Fetal Alcohol Spectrum Disorder: An Overview
School of Community & Social Justice
Justice Institute of British Columbia
FASD Speakers' Bureau
Saskatchewan Prevention Institute
Fetal Alcohol Spectrum Outreach Training Modules
Are there any resources for teachers to help students with FASD in the classroom?a.) Yes, there are a number of guides and manuals for teachers to help students with FASD
learn in the classroom:
Towards inclusion: tapping hidden strengths. Planning for students who are alcohol-affected.
Manitoba Education, Citizenship and Youth
Making a difference: working with students with Fetal Alcohol Spectrum Disorders
Teaching students with Fetal Alcohol Spectrum Disorder
Planning for students with Fetal Alcohol Spectrum Disorder
Provincial Outreach Program for Fetal Alcohol Spectrum Disorder (POPFASD)
BC Ministry of Education
Fetal Alcohol Spectrum Disorder: talking about special education. Volume II
First Nations Education Streering Committee and the First Nations Schools Association
b.) As well, here are some curriculum resources for teachers to help students learn about FASD:
Teaching for the prevention of Fetal Alcohol Spectrum Disorder (FASD): Grades 1–12: a resource
for teachers of health and life skills, and career and life management
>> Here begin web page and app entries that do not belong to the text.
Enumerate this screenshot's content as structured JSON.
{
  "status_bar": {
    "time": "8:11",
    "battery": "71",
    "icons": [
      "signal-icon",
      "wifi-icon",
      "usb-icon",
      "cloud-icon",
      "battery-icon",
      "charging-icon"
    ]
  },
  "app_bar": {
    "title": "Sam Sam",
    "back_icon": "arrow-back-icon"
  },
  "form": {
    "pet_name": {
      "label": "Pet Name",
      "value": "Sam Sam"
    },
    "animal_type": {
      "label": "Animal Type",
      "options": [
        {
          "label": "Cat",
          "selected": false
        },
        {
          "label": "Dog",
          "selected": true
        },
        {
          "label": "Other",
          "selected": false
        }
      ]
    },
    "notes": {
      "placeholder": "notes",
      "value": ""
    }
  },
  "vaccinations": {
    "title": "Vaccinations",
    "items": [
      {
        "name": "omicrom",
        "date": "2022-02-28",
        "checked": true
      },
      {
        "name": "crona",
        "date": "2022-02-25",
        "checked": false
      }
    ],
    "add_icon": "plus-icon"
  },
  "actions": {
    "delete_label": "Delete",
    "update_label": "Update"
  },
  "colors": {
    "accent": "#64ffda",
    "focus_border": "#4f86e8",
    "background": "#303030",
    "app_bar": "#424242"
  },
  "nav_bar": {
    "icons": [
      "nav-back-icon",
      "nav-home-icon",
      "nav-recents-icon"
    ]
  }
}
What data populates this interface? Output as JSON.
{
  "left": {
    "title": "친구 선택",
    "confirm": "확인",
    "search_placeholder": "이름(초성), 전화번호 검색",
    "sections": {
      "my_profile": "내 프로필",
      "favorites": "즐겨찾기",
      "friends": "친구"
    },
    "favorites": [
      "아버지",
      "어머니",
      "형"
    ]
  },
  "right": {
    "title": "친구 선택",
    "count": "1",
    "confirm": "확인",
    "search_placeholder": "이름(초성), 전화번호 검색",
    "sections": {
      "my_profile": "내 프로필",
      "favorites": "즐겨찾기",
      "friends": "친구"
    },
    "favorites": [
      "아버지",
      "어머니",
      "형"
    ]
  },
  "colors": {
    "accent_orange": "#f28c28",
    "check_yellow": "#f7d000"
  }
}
What are the secondary disabilities associated with FASD?
Whereas primary disabilities are those caused by structural and functional brain damage as a
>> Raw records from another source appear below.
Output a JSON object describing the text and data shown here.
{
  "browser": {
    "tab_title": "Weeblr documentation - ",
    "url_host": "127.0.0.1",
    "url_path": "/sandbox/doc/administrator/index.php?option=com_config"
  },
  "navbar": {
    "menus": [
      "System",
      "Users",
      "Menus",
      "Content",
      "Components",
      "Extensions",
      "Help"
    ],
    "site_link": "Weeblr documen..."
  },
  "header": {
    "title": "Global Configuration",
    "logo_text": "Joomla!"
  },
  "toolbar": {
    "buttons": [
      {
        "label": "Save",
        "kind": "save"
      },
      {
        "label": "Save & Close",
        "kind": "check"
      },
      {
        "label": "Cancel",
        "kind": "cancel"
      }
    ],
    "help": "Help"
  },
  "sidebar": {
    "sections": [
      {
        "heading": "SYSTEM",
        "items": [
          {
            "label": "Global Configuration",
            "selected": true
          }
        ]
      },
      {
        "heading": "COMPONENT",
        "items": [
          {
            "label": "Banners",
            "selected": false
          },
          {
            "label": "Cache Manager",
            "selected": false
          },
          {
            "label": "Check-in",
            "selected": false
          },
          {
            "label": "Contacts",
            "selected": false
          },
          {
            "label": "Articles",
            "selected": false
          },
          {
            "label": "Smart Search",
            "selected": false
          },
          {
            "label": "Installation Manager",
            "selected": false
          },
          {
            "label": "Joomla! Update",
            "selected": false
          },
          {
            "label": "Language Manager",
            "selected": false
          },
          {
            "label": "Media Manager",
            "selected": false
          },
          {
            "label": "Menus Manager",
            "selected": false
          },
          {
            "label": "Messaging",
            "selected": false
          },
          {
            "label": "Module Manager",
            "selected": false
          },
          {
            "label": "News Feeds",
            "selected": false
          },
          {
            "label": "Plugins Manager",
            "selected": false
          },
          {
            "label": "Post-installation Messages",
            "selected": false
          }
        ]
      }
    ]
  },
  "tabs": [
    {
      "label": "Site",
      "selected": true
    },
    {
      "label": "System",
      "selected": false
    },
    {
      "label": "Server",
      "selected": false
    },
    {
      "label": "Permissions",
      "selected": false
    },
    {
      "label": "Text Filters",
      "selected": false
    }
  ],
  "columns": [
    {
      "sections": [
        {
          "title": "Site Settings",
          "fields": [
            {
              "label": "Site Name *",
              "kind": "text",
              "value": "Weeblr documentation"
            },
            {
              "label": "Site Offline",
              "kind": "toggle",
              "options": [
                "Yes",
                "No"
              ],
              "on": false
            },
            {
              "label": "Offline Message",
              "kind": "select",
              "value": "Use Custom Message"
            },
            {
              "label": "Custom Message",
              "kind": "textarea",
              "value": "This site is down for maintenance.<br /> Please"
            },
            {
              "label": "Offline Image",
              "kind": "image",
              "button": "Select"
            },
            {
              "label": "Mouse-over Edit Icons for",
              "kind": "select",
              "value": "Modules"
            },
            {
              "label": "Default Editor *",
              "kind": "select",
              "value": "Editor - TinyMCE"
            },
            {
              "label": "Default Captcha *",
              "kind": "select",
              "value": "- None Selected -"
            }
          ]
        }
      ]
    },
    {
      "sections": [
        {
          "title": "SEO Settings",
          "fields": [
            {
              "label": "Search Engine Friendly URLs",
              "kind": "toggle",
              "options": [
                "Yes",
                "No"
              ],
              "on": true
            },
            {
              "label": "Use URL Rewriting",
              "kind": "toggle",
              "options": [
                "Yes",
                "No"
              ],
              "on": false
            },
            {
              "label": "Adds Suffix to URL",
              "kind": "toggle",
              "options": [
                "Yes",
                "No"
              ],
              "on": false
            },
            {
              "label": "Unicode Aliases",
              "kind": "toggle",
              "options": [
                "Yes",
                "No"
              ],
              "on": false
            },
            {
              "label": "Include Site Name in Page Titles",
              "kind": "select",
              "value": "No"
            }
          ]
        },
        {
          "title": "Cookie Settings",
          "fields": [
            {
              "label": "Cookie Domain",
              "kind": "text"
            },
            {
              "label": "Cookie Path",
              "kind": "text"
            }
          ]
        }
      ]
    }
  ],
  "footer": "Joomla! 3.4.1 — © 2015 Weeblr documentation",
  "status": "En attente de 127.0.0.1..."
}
result of prenatal alcohol exposure, secondary disabilities are those that an individual is not
born with, but may acquire because of the central nervous system deficits caused by prenatal
alcohol exposure. The secondary disabilities are mental health problems, disrupted school
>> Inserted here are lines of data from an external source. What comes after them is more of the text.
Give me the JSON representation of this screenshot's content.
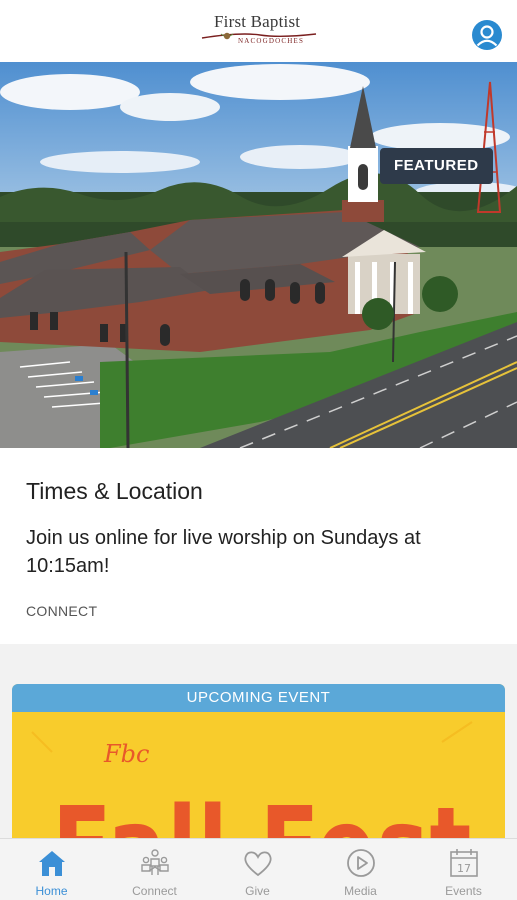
{
  "header": {
    "logo": {
      "line1": "First Baptist",
      "line2": "NACOGDOCHES"
    },
    "profile_icon": "user-circle-icon"
  },
  "featured": {
    "badge": "FEATURED",
    "title": "Times & Location",
    "description": "Join us online for live worship on Sundays at 10:15am!",
    "cta": "CONNECT"
  },
  "event": {
    "header": "UPCOMING EVENT",
    "art_line1": "Fbc",
    "art_line2": "Fall Fest",
    "colors": {
      "background": "#f8cc2c",
      "lettering": "#e8582a",
      "header": "#5ba8d8"
    }
  },
  "tabbar": {
    "active": "Home",
    "tabs": [
      {
        "label": "Home",
        "icon": "home-icon"
      },
      {
        "label": "Connect",
        "icon": "people-icon"
      },
      {
        "label": "Give",
        "icon": "heart-icon"
      },
      {
        "label": "Media",
        "icon": "play-circle-icon"
      },
      {
        "label": "Events",
        "icon": "calendar-icon"
      }
    ]
  },
  "colors": {
    "accent": "#3b8fd6",
    "badge": "#2e3a4a"
  }
}
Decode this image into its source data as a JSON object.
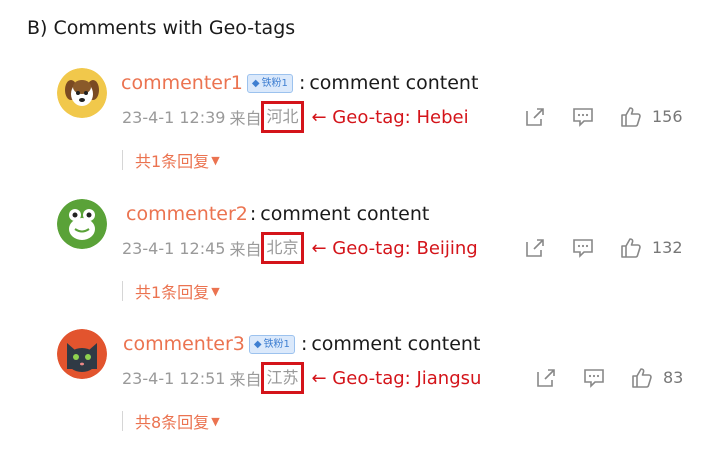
{
  "section": {
    "title": "B) Comments with Geo-tags"
  },
  "badge_text": "铁粉1",
  "separator": ":",
  "from_label": "来自",
  "comments": [
    {
      "username": "commenter1",
      "has_badge": true,
      "content": "comment content",
      "time": "23-4-1 12:39",
      "location": "河北",
      "annotation": "← Geo-tag: Hebei",
      "likes": "156",
      "replies": "共1条回复",
      "avatar": "dog-avatar"
    },
    {
      "username": "commenter2",
      "has_badge": false,
      "content": "comment content",
      "time": "23-4-1 12:45",
      "location": "北京",
      "annotation": "← Geo-tag: Beijing",
      "likes": "132",
      "replies": "共1条回复",
      "avatar": "frog-avatar"
    },
    {
      "username": "commenter3",
      "has_badge": true,
      "content": "comment content",
      "time": "23-4-1 12:51",
      "location": "江苏",
      "annotation": "← Geo-tag: Jiangsu",
      "likes": "83",
      "replies": "共8条回复",
      "avatar": "cat-avatar"
    }
  ],
  "colors": {
    "username": "#eb7350",
    "annotation": "#d4141a",
    "badge": "#3f7fd1"
  },
  "icons": [
    "share-icon",
    "comment-icon",
    "like-icon",
    "chevron-down-icon"
  ]
}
experience, alcohol or drug use, trouble with the law, confinement, inappropriate sexual
behaviour, dependent living, problems with employment.
While a susceptibility to secondary disabilities exists in individuals with FASD, there are also
protective factors that can help in preventing or reducing their occurrence such as early diagnosis
and stable housing. Please see the documents below for further reading:
Secondary disabilities among adults with Fetal Alcohol Spectrum Disorder in British Columbia
Journal of FAS International, October 2004
Secondary disabilities and Fetal Alcohol Spectrum Disorder
Dr. Brenda Stade
Where can I get a copy of the FASD Directory?
The FASD Organizations database replaces the FASD Directory of Information and Support Services in Canada, which was previously published as a PDF. The database includes Canadian organizations and groups that provide an FASD service, program or support and that have met a set of inclusion criteria.
To access the database from CCSA's website, choose 'Our Databases' from the 'Knowledge Centre' menu at the top of the home page. To search the database, type text into the 'Any keyword or phrase' field or select items from the Browse menus; you can also narrow your search by Province or Territory. For each listing, the organization's contact information and a description of services is provided.